#### [Problem details]
Using the lines below, work out the count of those that hold "field". Give the number only.

• • •

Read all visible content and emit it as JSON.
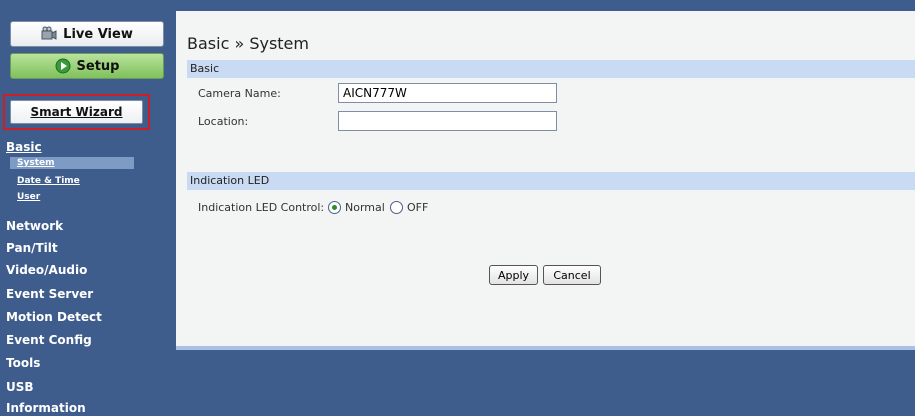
{
  "sidebar": {
    "live_view_label": "Live View",
    "setup_label": "Setup",
    "smart_wizard_label": "Smart Wizard",
    "sections": {
      "basic": "Basic",
      "basic_items": [
        "System",
        "Date & Time",
        "User"
      ],
      "network": "Network",
      "pan_tilt": "Pan/Tilt",
      "video_audio": "Video/Audio",
      "event_server": "Event Server",
      "motion_detect": "Motion Detect",
      "event_config": "Event Config",
      "tools": "Tools",
      "usb": "USB",
      "information": "Information"
    }
  },
  "main": {
    "page_title": "Basic » System",
    "basic_section": {
      "title": "Basic",
      "camera_name_label": "Camera Name:",
      "camera_name_value": "AICN777W",
      "location_label": "Location:",
      "location_value": ""
    },
    "led_section": {
      "title": "Indication LED",
      "control_label": "Indication LED Control:",
      "options": [
        "Normal",
        "OFF"
      ],
      "selected": "Normal"
    },
    "buttons": {
      "apply": "Apply",
      "cancel": "Cancel"
    }
  },
  "colors": {
    "sidebar_bg": "#3f5d8c",
    "section_bar": "#c9daf3",
    "wizard_highlight": "#cc1f24",
    "setup_green": "#7fc15c"
  }
}
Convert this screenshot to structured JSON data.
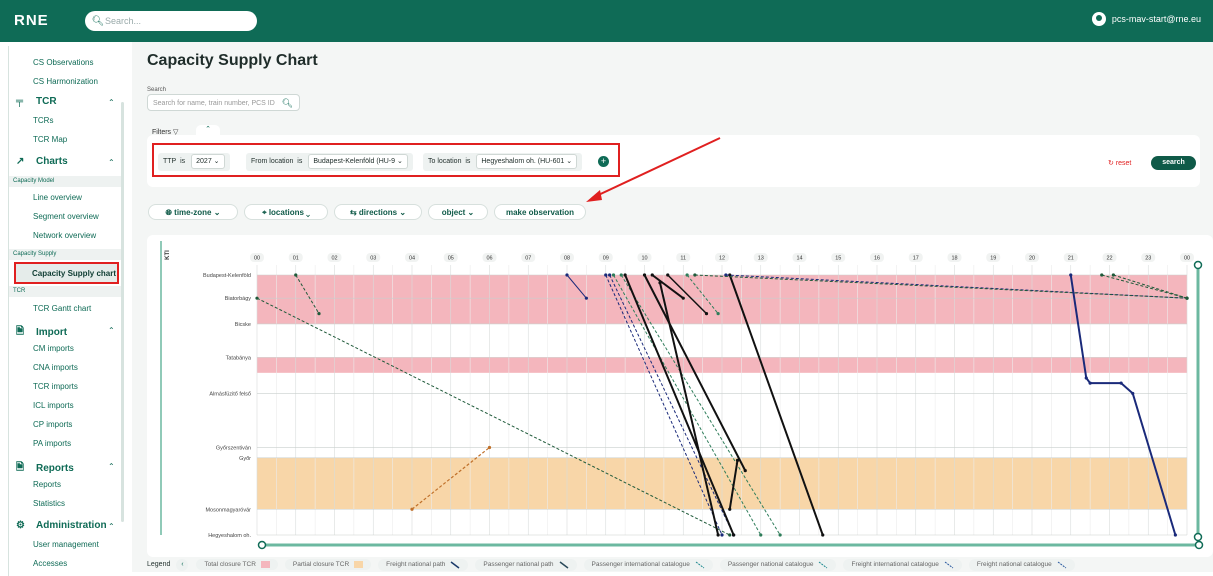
{
  "header": {
    "logo": "RNE",
    "search_placeholder": "Search...",
    "user": "pcs-mav-start@rne.eu"
  },
  "sidebar": {
    "items": [
      {
        "label": "CS Observations"
      },
      {
        "label": "CS Harmonization"
      },
      {
        "label": "TCR",
        "section": true
      },
      {
        "label": "TCRs"
      },
      {
        "label": "TCR Map"
      },
      {
        "label": "Charts",
        "section": true
      },
      {
        "label": "Capacity Model",
        "group": true
      },
      {
        "label": "Line overview"
      },
      {
        "label": "Segment overview"
      },
      {
        "label": "Network overview"
      },
      {
        "label": "Capacity Supply",
        "group": true
      },
      {
        "label": "Capacity Supply chart",
        "active": true
      },
      {
        "label": "TCR",
        "group": true
      },
      {
        "label": "TCR Gantt chart"
      },
      {
        "label": "Import",
        "section": true
      },
      {
        "label": "CM imports"
      },
      {
        "label": "CNA imports"
      },
      {
        "label": "TCR imports"
      },
      {
        "label": "ICL imports"
      },
      {
        "label": "CP imports"
      },
      {
        "label": "PA imports"
      },
      {
        "label": "Reports",
        "section": true
      },
      {
        "label": "Reports"
      },
      {
        "label": "Statistics"
      },
      {
        "label": "Administration",
        "section": true
      },
      {
        "label": "User management"
      },
      {
        "label": "Accesses"
      }
    ]
  },
  "page": {
    "title": "Capacity Supply Chart",
    "search_label": "Search",
    "search_placeholder": "Search for name, train number, PCS ID",
    "filters_label": "Filters",
    "filters": [
      {
        "field": "TTP",
        "op": "is",
        "value": "2027"
      },
      {
        "field": "From location",
        "op": "is",
        "value": "Budapest-Kelenföld (HU-9"
      },
      {
        "field": "To location",
        "op": "is",
        "value": "Hegyeshalom oh. (HU-601"
      }
    ],
    "reset_label": "reset",
    "search_button": "search"
  },
  "toolbar": {
    "time_zone": "time-zone",
    "locations": "locations",
    "directions": "directions",
    "object": "object",
    "make_observation": "make observation"
  },
  "chart_data": {
    "type": "line",
    "y_axis_label": "KTI",
    "x_ticks": [
      "00",
      "01",
      "02",
      "03",
      "04",
      "05",
      "06",
      "07",
      "08",
      "09",
      "10",
      "11",
      "12",
      "13",
      "14",
      "15",
      "16",
      "17",
      "18",
      "19",
      "20",
      "21",
      "22",
      "23",
      "00"
    ],
    "stations": [
      "Budapest-Kelenföld",
      "Biatorbágy",
      "Bicske",
      "Tatabánya",
      "Almásfüzitő felső",
      "Győrszentiván",
      "Győr",
      "Mosonmagyaróvár",
      "Hegyeshalom oh."
    ],
    "station_km": [
      0,
      9,
      19,
      32,
      46,
      67,
      71,
      91,
      101
    ],
    "closures": [
      {
        "type": "Total closure TCR",
        "from_km": 0,
        "to_km": 19
      },
      {
        "type": "Total closure TCR",
        "from_km": 32,
        "to_km": 38
      },
      {
        "type": "Partial closure TCR",
        "from_km": 71,
        "to_km": 91
      }
    ],
    "series": [
      {
        "color": "#1f5a3a",
        "dash": "3,2",
        "w": 1,
        "points": [
          [
            1.0,
            0
          ],
          [
            1.6,
            15
          ]
        ]
      },
      {
        "color": "#1f5a3a",
        "dash": "3,2",
        "w": 1,
        "points": [
          [
            0,
            9
          ],
          [
            12.2,
            101
          ]
        ]
      },
      {
        "color": "#c0702a",
        "dash": "3,2",
        "w": 1.2,
        "points": [
          [
            4.0,
            91
          ],
          [
            6.0,
            67
          ]
        ]
      },
      {
        "color": "#1a2a7a",
        "dash": "",
        "w": 1,
        "points": [
          [
            8.0,
            0
          ],
          [
            8.5,
            9
          ]
        ]
      },
      {
        "color": "#1a2a7a",
        "dash": "3,2",
        "w": 1,
        "points": [
          [
            9.0,
            0
          ],
          [
            12.0,
            101
          ]
        ]
      },
      {
        "color": "#1a2a7a",
        "dash": "3,2",
        "w": 1,
        "points": [
          [
            9.1,
            0
          ],
          [
            12.3,
            101
          ]
        ]
      },
      {
        "color": "#2e7d5a",
        "dash": "3,2",
        "w": 1,
        "points": [
          [
            9.2,
            0
          ],
          [
            13.0,
            101
          ]
        ]
      },
      {
        "color": "#2e7d5a",
        "dash": "3,2",
        "w": 1,
        "points": [
          [
            9.4,
            0
          ],
          [
            13.5,
            101
          ]
        ]
      },
      {
        "color": "#111111",
        "dash": "",
        "w": 2,
        "points": [
          [
            9.5,
            0
          ],
          [
            12.3,
            101
          ]
        ]
      },
      {
        "color": "#111111",
        "dash": "",
        "w": 2,
        "points": [
          [
            10.0,
            0
          ],
          [
            12.6,
            76
          ]
        ]
      },
      {
        "color": "#111111",
        "dash": "",
        "w": 2,
        "points": [
          [
            10.4,
            3
          ],
          [
            11.9,
            101
          ]
        ]
      },
      {
        "color": "#111111",
        "dash": "",
        "w": 2,
        "points": [
          [
            12.4,
            72
          ],
          [
            12.2,
            91
          ]
        ]
      },
      {
        "color": "#111111",
        "dash": "",
        "w": 2,
        "points": [
          [
            12.2,
            0
          ],
          [
            14.6,
            101
          ]
        ]
      },
      {
        "color": "#111111",
        "dash": "",
        "w": 2,
        "points": [
          [
            10.2,
            0
          ],
          [
            11.0,
            9
          ]
        ]
      },
      {
        "color": "#111111",
        "dash": "",
        "w": 1.5,
        "points": [
          [
            10.6,
            0
          ],
          [
            11.6,
            15
          ]
        ]
      },
      {
        "color": "#2e7d5a",
        "dash": "3,2",
        "w": 1,
        "points": [
          [
            11.1,
            0
          ],
          [
            11.9,
            15
          ]
        ]
      },
      {
        "color": "#1a2a7a",
        "dash": "3,2",
        "w": 1,
        "points": [
          [
            12.1,
            0
          ],
          [
            24,
            9
          ]
        ]
      },
      {
        "color": "#1f5a3a",
        "dash": "3,2",
        "w": 1,
        "points": [
          [
            11.3,
            0
          ],
          [
            24,
            9
          ]
        ]
      },
      {
        "color": "#1f5a3a",
        "dash": "3,2",
        "w": 1,
        "points": [
          [
            21.8,
            0
          ],
          [
            24,
            9
          ]
        ]
      },
      {
        "color": "#1f5a3a",
        "dash": "3,2",
        "w": 1,
        "points": [
          [
            22.1,
            0
          ],
          [
            24,
            9
          ]
        ]
      },
      {
        "color": "#1a2a7a",
        "dash": "",
        "w": 2,
        "points": [
          [
            21.0,
            0
          ],
          [
            21.4,
            40
          ],
          [
            21.5,
            42
          ],
          [
            22.3,
            42
          ],
          [
            22.6,
            46
          ],
          [
            23.7,
            101
          ]
        ]
      }
    ]
  },
  "legend": {
    "title": "Legend",
    "items": [
      {
        "label": "Total closure TCR",
        "color": "#f4b6bd"
      },
      {
        "label": "Partial closure TCR",
        "color": "#f8d6a8"
      },
      {
        "label": "Freight national path",
        "color": "#1a3a6a"
      },
      {
        "label": "Passenger national path",
        "color": "#2a4a5a"
      },
      {
        "label": "Passenger international catalogue",
        "color": "#1e8a90"
      },
      {
        "label": "Passenger national catalogue",
        "color": "#1e8a90"
      },
      {
        "label": "Freight international catalogue",
        "color": "#2a5aa0"
      },
      {
        "label": "Freight national catalogue",
        "color": "#2a5aa0"
      }
    ]
  }
}
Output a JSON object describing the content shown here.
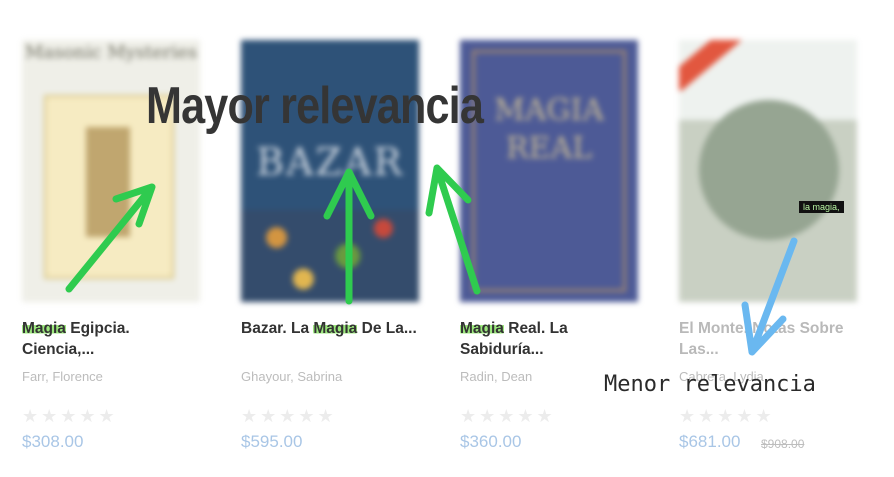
{
  "labels": {
    "top": "Mayor relevancia",
    "bottom": "Menor relevancia",
    "tag": "la magia,"
  },
  "colors": {
    "arrow_green": "#2fcb4f",
    "arrow_blue": "#6ab8f0",
    "highlight": "#9ce87d",
    "price": "#a9c6e6"
  },
  "products": [
    {
      "cover_text": "Masonic Mysteries",
      "title_hl": "Magia",
      "title_rest": " Egipcia. Ciencia,...",
      "author": "Farr, Florence",
      "stars": "★★★★★",
      "price": "$308.00",
      "rating": 0
    },
    {
      "cover_text": "BAZAR",
      "title_pre": "Bazar. La ",
      "title_hl": "Magia",
      "title_rest": " De La...",
      "author": "Ghayour, Sabrina",
      "stars": "★★★★★",
      "price": "$595.00",
      "rating": 0
    },
    {
      "cover_text": "MAGIA REAL",
      "title_hl": "Magia",
      "title_rest": " Real. La Sabiduría...",
      "author": "Radin, Dean",
      "stars": "★★★★★",
      "price": "$360.00",
      "rating": 0
    },
    {
      "cover_text": "",
      "title": "El Monte. Notas Sobre Las...",
      "author": "Cabrera, Lydia",
      "stars": "★★★★★",
      "price": "$681.00",
      "old_price": "$908.00",
      "rating": 0
    }
  ]
}
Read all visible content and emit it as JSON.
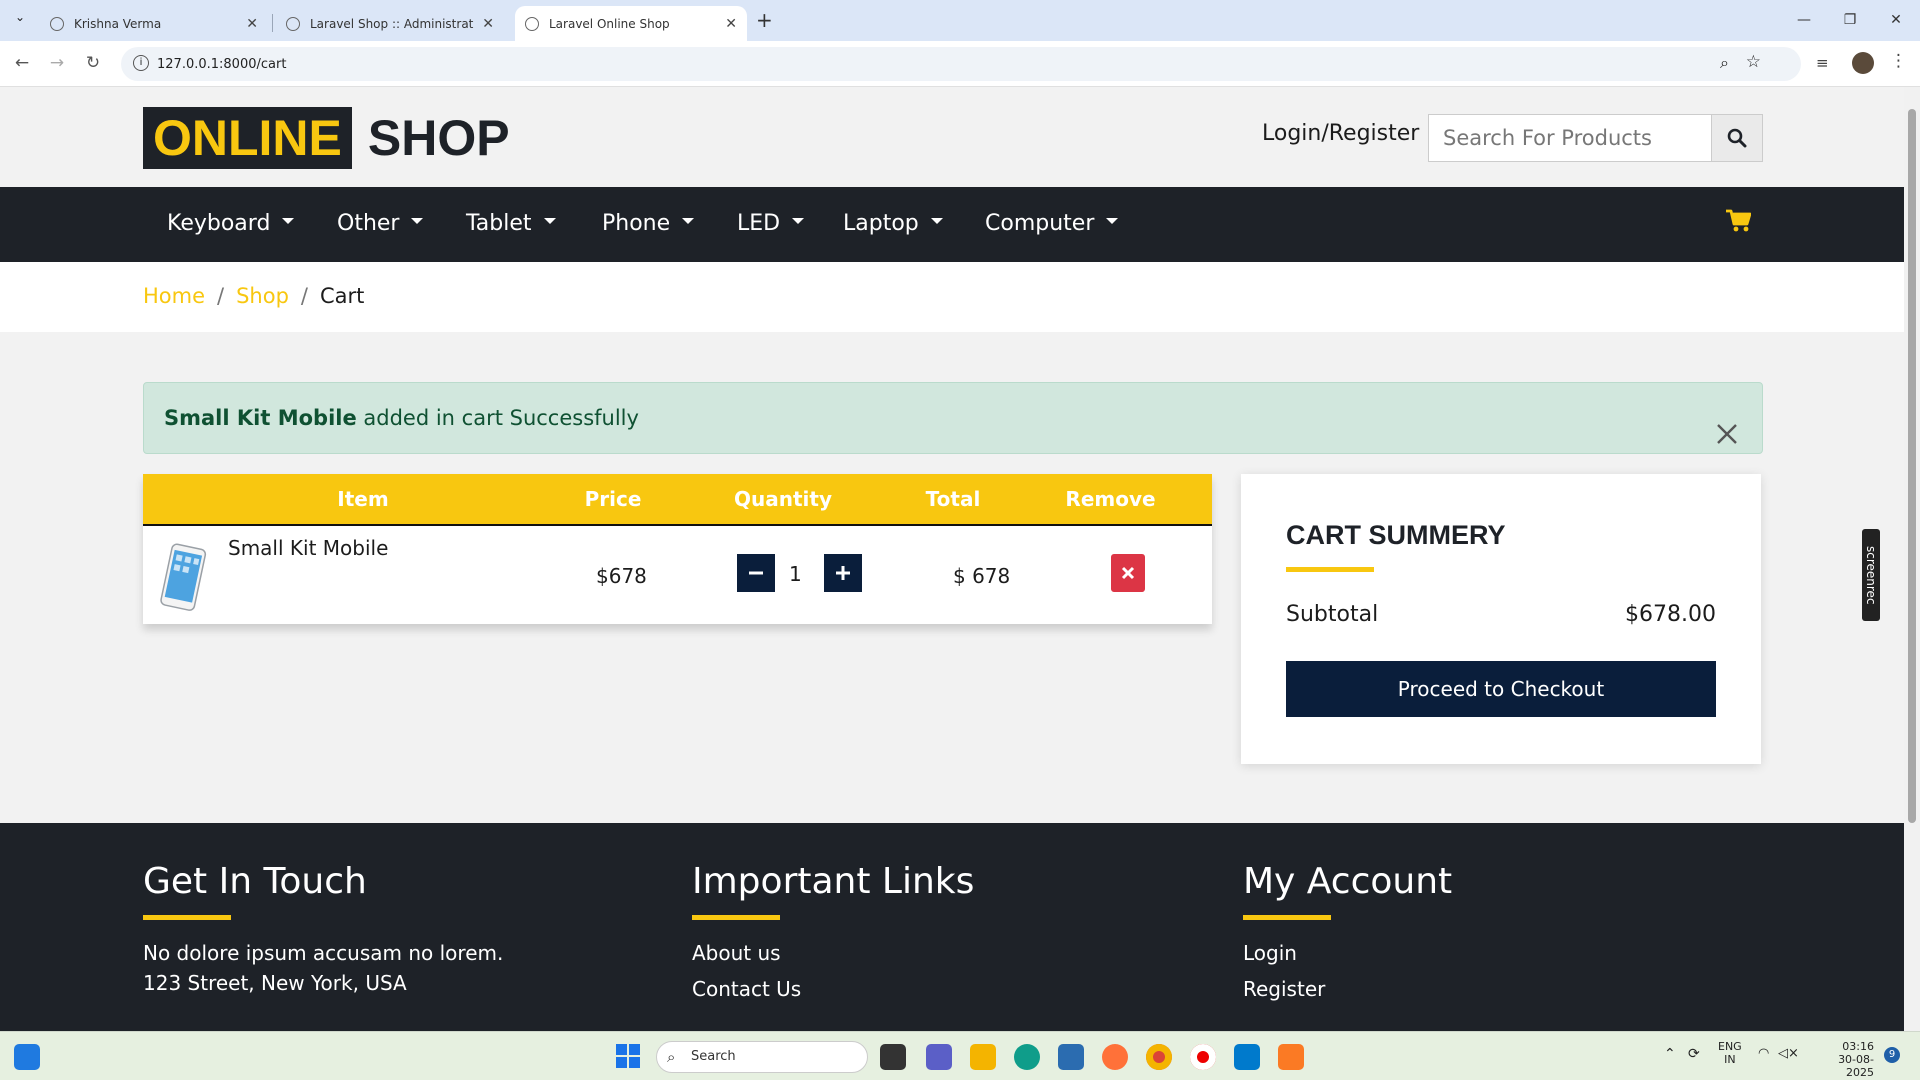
{
  "browser": {
    "tabs": [
      {
        "title": "Krishna Verma",
        "active": false
      },
      {
        "title": "Laravel Shop :: Administrative Panel",
        "active": false
      },
      {
        "title": "Laravel Online Shop",
        "active": true
      }
    ],
    "url": "127.0.0.1:8000/cart"
  },
  "header": {
    "logo_highlight": "ONLINE",
    "logo_rest": "SHOP",
    "login_label": "Login/Register",
    "search_placeholder": "Search For Products"
  },
  "nav": {
    "items": [
      "Keyboard",
      "Other",
      "Tablet",
      "Phone",
      "LED",
      "Laptop",
      "Computer"
    ]
  },
  "breadcrumb": {
    "home": "Home",
    "shop": "Shop",
    "current": "Cart",
    "separator": "/"
  },
  "alert": {
    "product": "Small Kit Mobile",
    "message": " added in cart Successfully"
  },
  "cart_table": {
    "headers": [
      "Item",
      "Price",
      "Quantity",
      "Total",
      "Remove"
    ],
    "rows": [
      {
        "name": "Small Kit Mobile",
        "price": "$678",
        "quantity": "1",
        "total": "$ 678"
      }
    ]
  },
  "summary": {
    "title": "CART SUMMERY",
    "subtotal_label": "Subtotal",
    "subtotal_value": "$678.00",
    "checkout_label": "Proceed to Checkout"
  },
  "footer": {
    "touch_title": "Get In Touch",
    "touch_lines": [
      "No dolore ipsum accusam no lorem.",
      "123 Street, New York, USA"
    ],
    "links_title": "Important Links",
    "links": [
      "About us",
      "Contact Us"
    ],
    "account_title": "My Account",
    "account_links": [
      "Login",
      "Register"
    ]
  },
  "extension_badge": "screenrec",
  "taskbar": {
    "search_placeholder": "Search",
    "lang_top": "ENG",
    "lang_bottom": "IN",
    "time": "03:16",
    "date": "30-08-2025",
    "notification_count": "9"
  },
  "colors": {
    "brand_yellow": "#f8c710",
    "dark": "#1e2228",
    "navy": "#0a1e3b",
    "danger": "#dc3545",
    "alert_bg": "#d1e7dd"
  }
}
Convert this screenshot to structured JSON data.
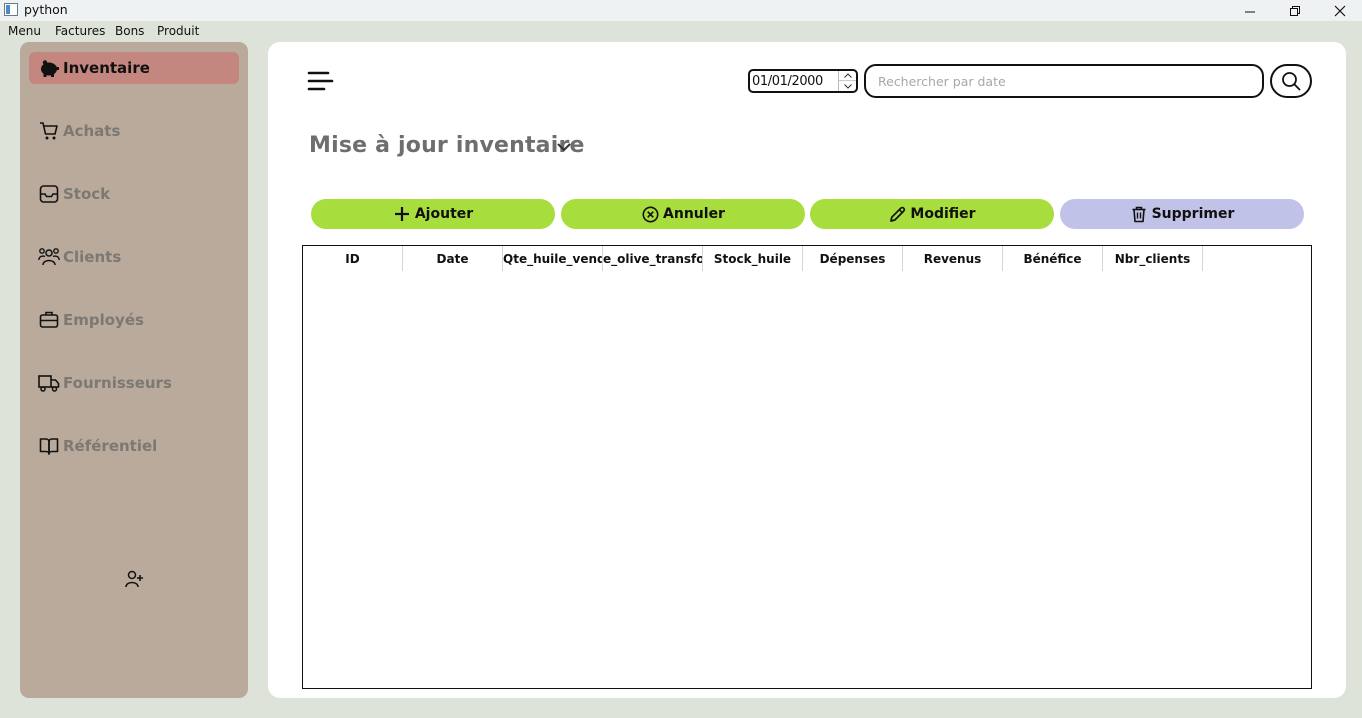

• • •

#### [Written answer]
3